A few days after a brief video not intended for public consumption brought turmoil upon the Lakers, the Celtics spent 2 1/2 hours working on something that figures to have a far longer shelf life on the Internet.
Boston's disruption of the defending champions' run at history won't mean nearly as much if it can't follow with a win Sunday night at Staples Center, where Los Angeles will try to continue putting aside its Snapchat snafu in Kobe Bryant's final game in a rivalry that long precedes social media.
D'Angelo Russell and Nick Young spoke prior to Wednesday night's game against Miami after Russell's video exchange with Young - featuring the veteran speaking to the rookie about cheating on rapper fiancee Iggy Azalea - became public on Snapchat and sent a shockwave through the locker room.
A 102-100 overtime win over the Heat was a mere afterthought, lost in hypotheticals of how the video was leaked and how the Lakers (16-59) would be able to co-exist with the 20-year-old point guard moving forward.
"It's the elephant in the room, especially when those two guys come in the locker room," said Jordan Clarkson, a good friend of both players. "I don't know what they're doing to handle it out between them, but D'Angelo handled it the right way. He apologized. ... It was crazy, but it's LA. It's Nick and D'Angelo."
That story occupied the league's attention for a good portion of the week before the Celtics (44-32) brought it back to basketball on Friday night.
Facing what seemed like an inevitable 1-3 start to this five-game trip, Boston did the unthinkable at Oracle Arena, ending Golden State's NBA-record 54-game home winning streak and threatening the champs' pursuit of 72 victories with a 109-106 stunner.
"It's a big win for us, especially coming after two losses on this road trip," Amir Johnson said after Boston survived 20 Warriors 3s by forcing 22 turnovers. "Now we've gotta go finish one in LA."
Five of the first seven teams to beat Golden State lost their next game, but the Celtics don't seem like a team that will get too high on themselves - particularly since they're one of four teams fighting for the last two home-court advantage spots in the Eastern Conference.
There definitely won't be a hangover if they listen to their coach.
"The beautiful thing about staying with the process is that it never changes," Brad Stevens said. "Tomorrow is tomorrow."
There aren't many more of those in Bryant's basketball life as he'll only suit up two more times at Staples Center following Sunday's game.
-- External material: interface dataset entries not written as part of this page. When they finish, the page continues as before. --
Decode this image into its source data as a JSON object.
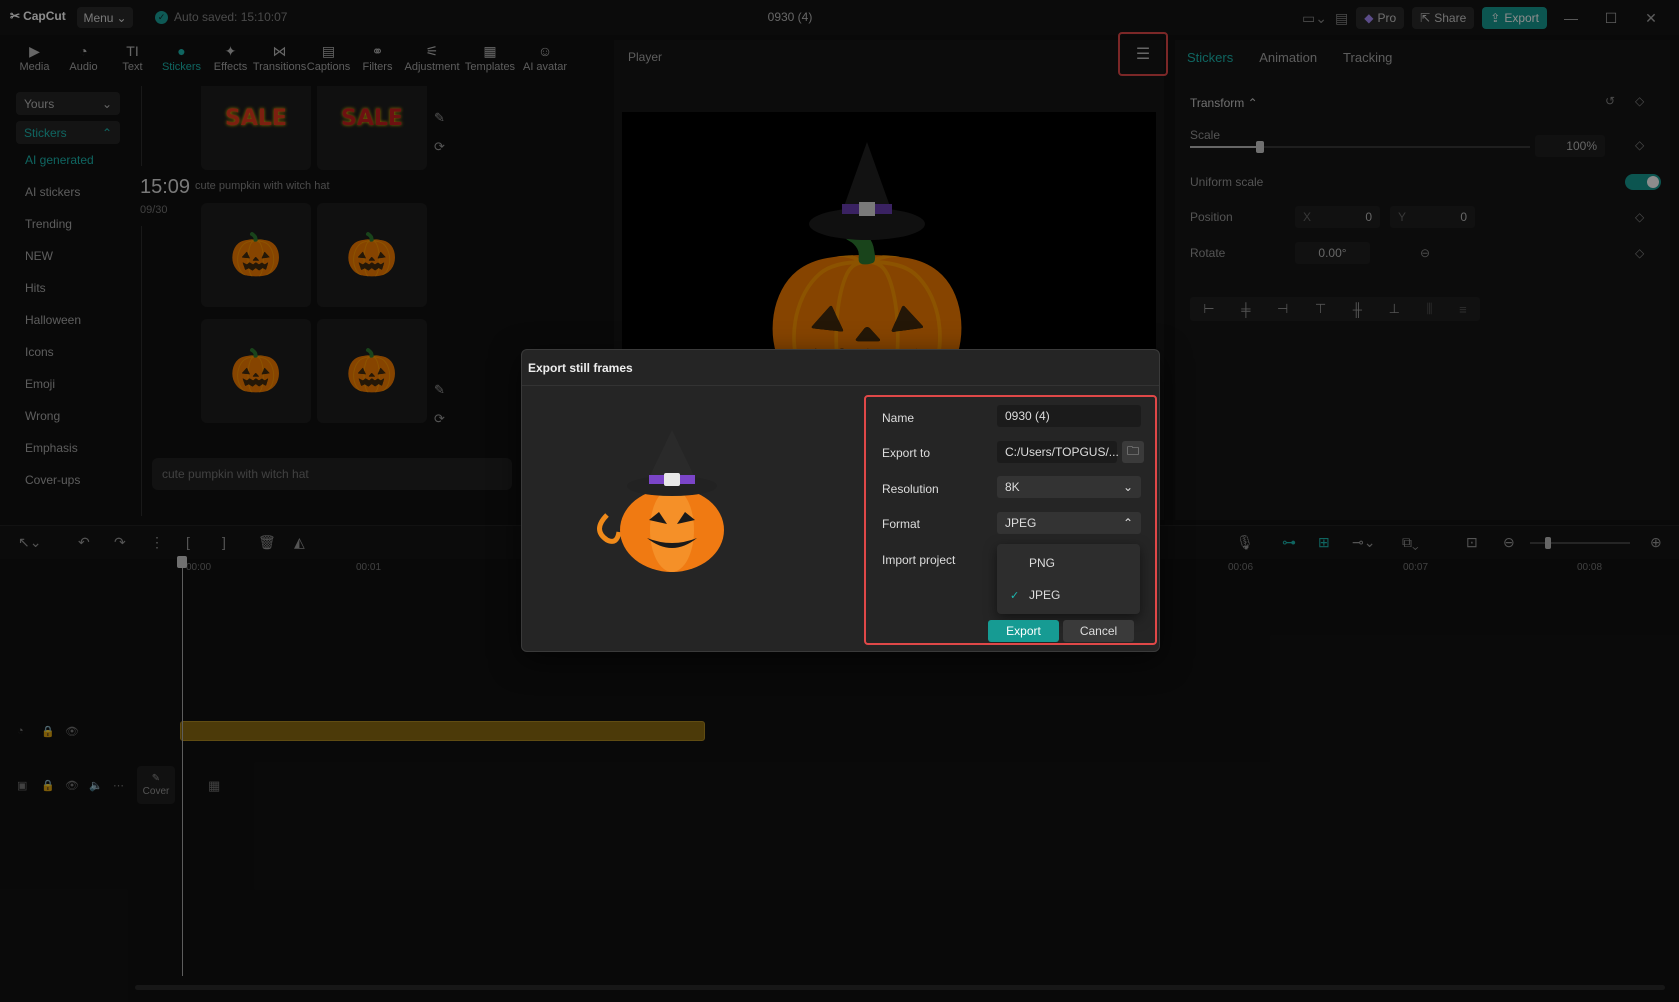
{
  "titlebar": {
    "app_name": "CapCut",
    "menu_label": "Menu",
    "autosave": "Auto saved: 15:10:07",
    "project_title": "0930 (4)",
    "pro_label": "Pro",
    "share_label": "Share",
    "export_label": "Export"
  },
  "tools": [
    {
      "label": "Media",
      "icon": "media-icon"
    },
    {
      "label": "Audio",
      "icon": "audio-icon"
    },
    {
      "label": "Text",
      "icon": "text-icon"
    },
    {
      "label": "Stickers",
      "icon": "stickers-icon"
    },
    {
      "label": "Effects",
      "icon": "effects-icon"
    },
    {
      "label": "Transitions",
      "icon": "transitions-icon"
    },
    {
      "label": "Captions",
      "icon": "captions-icon"
    },
    {
      "label": "Filters",
      "icon": "filters-icon"
    },
    {
      "label": "Adjustment",
      "icon": "adjustment-icon"
    },
    {
      "label": "Templates",
      "icon": "templates-icon"
    },
    {
      "label": "AI avatar",
      "icon": "ai-avatar-icon"
    }
  ],
  "leftnav": {
    "dropdown_yours": "Yours",
    "dropdown_stickers": "Stickers",
    "items": [
      "AI generated",
      "AI stickers",
      "Trending",
      "NEW",
      "Hits",
      "Halloween",
      "Icons",
      "Emoji",
      "Wrong",
      "Emphasis",
      "Cover-ups"
    ]
  },
  "stickers": {
    "sale_label": "SALE",
    "time": "15:09",
    "date": "09/30",
    "prompt": "cute pumpkin with witch hat",
    "search_placeholder": "cute pumpkin with witch hat"
  },
  "player": {
    "title": "Player"
  },
  "right_panel": {
    "tabs": [
      "Stickers",
      "Animation",
      "Tracking"
    ],
    "transform_label": "Transform",
    "scale_label": "Scale",
    "scale_value": "100%",
    "uniform_scale_label": "Uniform scale",
    "position_label": "Position",
    "x_label": "X",
    "x_value": "0",
    "y_label": "Y",
    "y_value": "0",
    "rotate_label": "Rotate",
    "rotate_value": "0.00°"
  },
  "timeline": {
    "ticks": [
      "00:00",
      "00:01",
      "00:06",
      "00:07",
      "00:08"
    ],
    "cover_label": "Cover"
  },
  "dialog": {
    "title": "Export still frames",
    "name_label": "Name",
    "name_value": "0930 (4)",
    "export_to_label": "Export to",
    "export_to_value": "C:/Users/TOPGUS/...",
    "resolution_label": "Resolution",
    "resolution_value": "8K",
    "format_label": "Format",
    "format_value": "JPEG",
    "import_project_label": "Import project",
    "format_options": [
      "PNG",
      "JPEG"
    ],
    "selected_option": "JPEG",
    "export_button": "Export",
    "cancel_button": "Cancel"
  },
  "colors": {
    "accent": "#1cb8b0",
    "highlight_border": "#e04848",
    "clip": "#8a6a12"
  }
}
He appears to be limping to the finish line after going 1 for 11 from the floor and finishing as a minus-43 in Monday's 123-75 loss at Utah before playing just 8:44 - and missing six of seven shots - against the Heat and exiting for good in the first quarter to get treatment on his knees and shoulder.
Byron Scott expects Bryant to play Sunday against the team he twice faced in the Finals.
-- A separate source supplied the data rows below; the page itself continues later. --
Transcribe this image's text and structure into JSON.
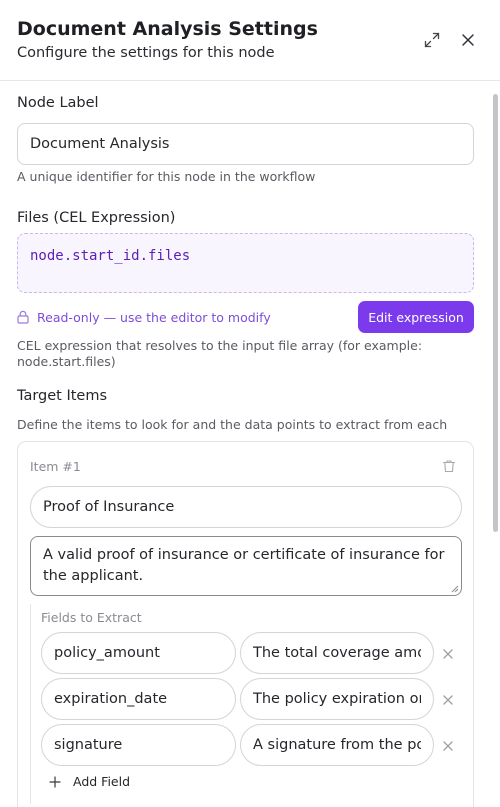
{
  "header": {
    "title": "Document Analysis Settings",
    "subtitle": "Configure the settings for this node"
  },
  "node_label": {
    "label": "Node Label",
    "value": "Document Analysis",
    "help": "A unique identifier for this node in the workflow"
  },
  "files": {
    "label": "Files (CEL Expression)",
    "expression": "node.start_id.files",
    "readonly_note": "Read-only — use the editor to modify",
    "edit_button": "Edit expression",
    "help_line1": "CEL expression that resolves to the input file array (for example:",
    "help_line2": "node.start.files)"
  },
  "target_items": {
    "label": "Target Items",
    "help": "Define the items to look for and the data points to extract from each",
    "items": [
      {
        "number_label": "Item #1",
        "name": "Proof of Insurance",
        "description": "A valid proof of insurance or certificate of insurance for the applicant.",
        "fields_label": "Fields to Extract",
        "fields": [
          {
            "name": "policy_amount",
            "description": "The total coverage amount"
          },
          {
            "name": "expiration_date",
            "description": "The policy expiration or renewal date"
          },
          {
            "name": "signature",
            "description": "A signature from the policy holder"
          }
        ],
        "add_field": "Add Field"
      }
    ]
  },
  "icons": {
    "expand": "expand-icon",
    "close": "close-icon",
    "lock": "lock-icon",
    "trash": "trash-icon",
    "remove": "x-icon",
    "add": "plus-icon"
  },
  "colors": {
    "accent": "#7c3aed",
    "code_text": "#5b21b6",
    "readonly_text": "#7c4ddb",
    "cel_background": "#f8f5fe"
  }
}
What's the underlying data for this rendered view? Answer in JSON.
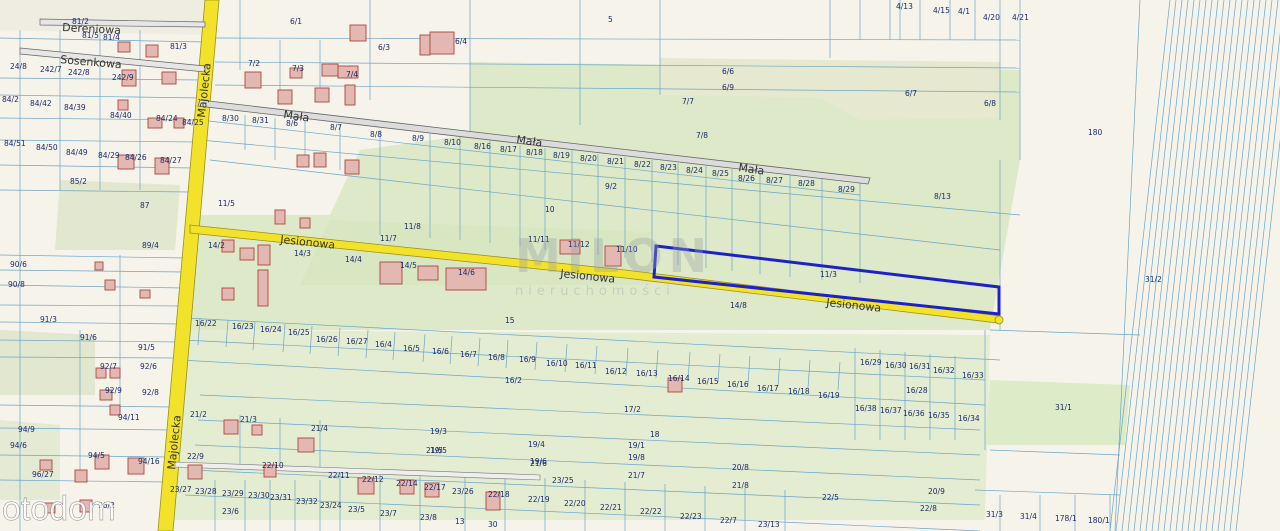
{
  "streets": [
    {
      "name": "Dereniowa",
      "key": "dereniowa"
    },
    {
      "name": "Sosenkowa",
      "key": "sosenkowa"
    },
    {
      "name": "Majolecka",
      "key": "majolecka-north"
    },
    {
      "name": "Majolecka",
      "key": "majolecka-south"
    },
    {
      "name": "Mała",
      "key": "mala-1"
    },
    {
      "name": "Mała",
      "key": "mala-2"
    },
    {
      "name": "Mała",
      "key": "mala-3"
    },
    {
      "name": "Jesionowa",
      "key": "jesionowa-1"
    },
    {
      "name": "Jesionowa",
      "key": "jesionowa-2"
    },
    {
      "name": "Jesionowa",
      "key": "jesionowa-3"
    }
  ],
  "parcel_labels": [
    "81/2",
    "81/5",
    "81/4",
    "81/3",
    "24/8",
    "242/7",
    "242/8",
    "242/9",
    "84/2",
    "84/42",
    "84/39",
    "84/40",
    "84/24",
    "84/25",
    "84/51",
    "84/50",
    "84/49",
    "84/29",
    "84/26",
    "84/27",
    "85/2",
    "87",
    "89/4",
    "90/6",
    "90/8",
    "91/3",
    "91/6",
    "91/5",
    "92/7",
    "92/6",
    "92/9",
    "92/8",
    "94/11",
    "94/9",
    "94/6",
    "94/5",
    "94/16",
    "96/27",
    "96/2",
    "6/1",
    "5",
    "6/3",
    "6/4",
    "7/2",
    "7/3",
    "7/4",
    "6/6",
    "6/9",
    "6/7",
    "6/8",
    "4/13",
    "4/15",
    "4/1",
    "4/20",
    "4/21",
    "7/7",
    "7/8",
    "8/30",
    "8/31",
    "8/6",
    "8/7",
    "8/8",
    "8/9",
    "8/10",
    "8/16",
    "8/17",
    "8/18",
    "8/19",
    "8/20",
    "8/21",
    "8/22",
    "8/23",
    "8/24",
    "8/25",
    "8/26",
    "8/27",
    "8/28",
    "8/29",
    "8/13",
    "9/2",
    "10",
    "11/5",
    "11/8",
    "11/7",
    "11/11",
    "11/12",
    "11/10",
    "11/3",
    "14/2",
    "14/3",
    "14/4",
    "14/5",
    "14/6",
    "15",
    "14/8",
    "16/22",
    "16/23",
    "16/24",
    "16/25",
    "16/26",
    "16/27",
    "16/4",
    "16/5",
    "16/6",
    "16/7",
    "16/8",
    "16/9",
    "16/10",
    "16/11",
    "16/12",
    "16/13",
    "16/14",
    "16/15",
    "16/16",
    "16/17",
    "16/18",
    "16/19",
    "16/29",
    "16/30",
    "16/31",
    "16/32",
    "16/33",
    "16/28",
    "16/38",
    "16/37",
    "16/36",
    "16/35",
    "16/34",
    "16/2",
    "17/2",
    "18",
    "19/3",
    "19/4",
    "19/1",
    "19/5",
    "19/6",
    "19/8",
    "20/8",
    "20/9",
    "21/2",
    "21/3",
    "21/4",
    "21/5",
    "21/6",
    "21/7",
    "21/8",
    "22/5",
    "22/8",
    "22/9",
    "22/10",
    "22/11",
    "22/12",
    "22/14",
    "22/17",
    "22/18",
    "22/19",
    "22/20",
    "22/21",
    "22/22",
    "22/23",
    "22/7",
    "23/13",
    "23/25",
    "23/26",
    "23/27",
    "23/28",
    "23/29",
    "23/30",
    "23/31",
    "23/32",
    "23/24",
    "23/5",
    "23/6",
    "23/7",
    "23/8",
    "13",
    "30",
    "180",
    "31/1",
    "31/2",
    "31/3",
    "31/4",
    "178/1",
    "180/1"
  ],
  "watermark_text": "MILON",
  "watermark_sub": "nieruchomości",
  "logo": "otodom",
  "colors": {
    "background": "#f6f3ea",
    "green_area": "#dde9c8",
    "road": "#f2e32a",
    "road_edge": "#9a8f1a",
    "highlight": "#1c22c8",
    "parcel_line": "#6aa6c8",
    "building_fill": "#e3b7b2",
    "building_stroke": "#a9483c",
    "label": "#1a2a6a"
  }
}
"If he plays, he wants to play," Scott said. "He loves that competition. He loves competing at the highest level. The last game of playing eight, nine minutes didn't sit well with him, but what else can he do when he can't play?"
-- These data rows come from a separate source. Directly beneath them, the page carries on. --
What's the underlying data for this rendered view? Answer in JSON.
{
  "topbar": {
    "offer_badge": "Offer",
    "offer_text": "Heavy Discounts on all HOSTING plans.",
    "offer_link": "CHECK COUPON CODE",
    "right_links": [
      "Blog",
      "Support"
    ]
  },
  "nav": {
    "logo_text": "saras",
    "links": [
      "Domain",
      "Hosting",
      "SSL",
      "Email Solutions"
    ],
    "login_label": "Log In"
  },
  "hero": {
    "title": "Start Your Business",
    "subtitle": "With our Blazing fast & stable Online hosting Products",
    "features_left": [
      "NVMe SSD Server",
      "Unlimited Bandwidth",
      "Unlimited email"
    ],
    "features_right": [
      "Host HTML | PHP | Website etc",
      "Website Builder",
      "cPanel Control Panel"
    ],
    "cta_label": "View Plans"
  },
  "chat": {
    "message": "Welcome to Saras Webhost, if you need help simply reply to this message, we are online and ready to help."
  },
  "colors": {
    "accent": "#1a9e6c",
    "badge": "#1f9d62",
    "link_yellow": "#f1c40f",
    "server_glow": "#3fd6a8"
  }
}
Bryant played a big role in the Lakers' surprising 112-104 win in Boston on Dec. 30. He finished just 5 of 18 from the field but scored nine of his 15 points in the fourth quarter, including a key 3-pointer with 1:39 left.
Russell had 16 points off the bench. Isaiah Thomas led the Celtics with 24 and Evan Turner had 20.
Boston rested Jae Crowder on Friday after he returned from an eight-game absence the night before, but Crowder should play Sunday.